library(tibble) library(dplyr) dataf <- add_column(dataf, Empty_Col = NA)
Now that you have added an empty column to the dataframe, you might want to create dummy variables in R (e.g., if you have categorical variables).
How to Add Multiple Columns to a Dataframe
In this section, that is similar to the first section, we will be adding many columns to a dataframe in R. Specifically, we will add 2 empty columns using base R and the
add_column() (tibble). As you might understand, after you have had a look at the examples, inserting more columns is just repeating or adding to the code. Note, we use the same example dataframe as in the previous example.
1 Adding Multiple Columns with R Base
Here’s how to add multiple empty columns with R base:
dataf['new_col1'] <- NA dataf['new_col2'] <- NA
As in the previous example, we used the brackets and set the new column name between them (i.e., ‘new_col1’). The second empty column was added the same way but with an unique name. Here’s how to dataframe look like with the two empty columns added:
2 Adding Multiple Columns with the add_column() function

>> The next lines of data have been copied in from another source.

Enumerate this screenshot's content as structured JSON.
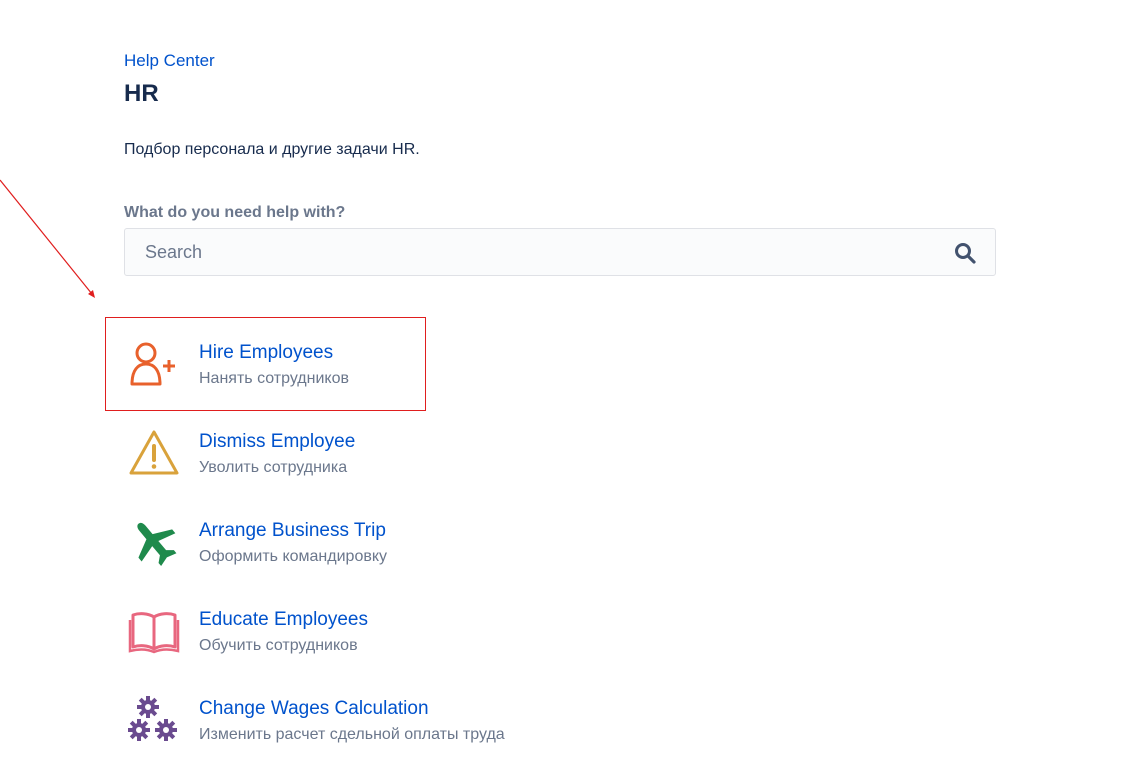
{
  "breadcrumb": {
    "label": "Help Center"
  },
  "header": {
    "title": "HR",
    "description": "Подбор персонала и другие задачи HR."
  },
  "search": {
    "label": "What do you need help with?",
    "placeholder": "Search",
    "value": "",
    "icon": "search-icon"
  },
  "requests": [
    {
      "title": "Hire Employees",
      "description": "Нанять сотрудников",
      "icon": "add-user-icon",
      "color": "#e8612c"
    },
    {
      "title": "Dismiss Employee",
      "description": "Уволить сотрудника",
      "icon": "warning-icon",
      "color": "#d9a23b"
    },
    {
      "title": "Arrange Business Trip",
      "description": "Оформить командировку",
      "icon": "airplane-icon",
      "color": "#1f8a4c"
    },
    {
      "title": "Educate Employees",
      "description": "Обучить сотрудников",
      "icon": "book-icon",
      "color": "#e8677f"
    },
    {
      "title": "Change Wages Calculation",
      "description": "Изменить расчет сдельной оплаты труда",
      "icon": "gears-icon",
      "color": "#6a4b8f"
    }
  ],
  "annotation": {
    "highlight_color": "#e01e1e"
  }
}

Here’s how to add multiple columns using
dataf <- dataf %>% add_column(Empty_Col1 = NA, Empty_Col2 = NA)
Again, we can decide where in the dataframe we want to add the empty columns by using either the .after or .before arguments (see the example for adding an empty column). If you need to add 3 or 5 (or more) columns you just add the column names for them and what they should contain.(e.g., NA for empty). If you want to create an enviornment so that other people can test, run, and use your code the exact same way you could, you coud use binder and R for reproducible code.
Note, whether you add one or multiple empty columns you need to make sure that you use a new, and unique, column name for each column. If you don’t, you might overwrite your data. Note, you could also add new columns to the dataframe creating data using the repeat and replicate functions in R.
In this post, we learned how to add empty columns to a dataframe in R. Specifically, we used base R and tibble (
add_column()). First, we added a single empty column by simply assigning NA to it. Second, we then used the function
add_column() with the new column name as an argument and NA as input. Finally, we used the two methods to also learn how to add multiple columns to the dataframe.
Hope you enjoyed the R tutorial and please leave a comment below if there is something you want to be covered, in general on the blog, as well in this blog post. Finally, please share the post if you learned something new!
Other R Posts that you will Find Useful
- How to Extract Time from Datetime in R – with Examples
- Repeated Measures ANOVA in R and Python using afex & pingouin
- How to Extract Day from Datetime in R with Examples
- Reverse Scoring using R Statistical Environment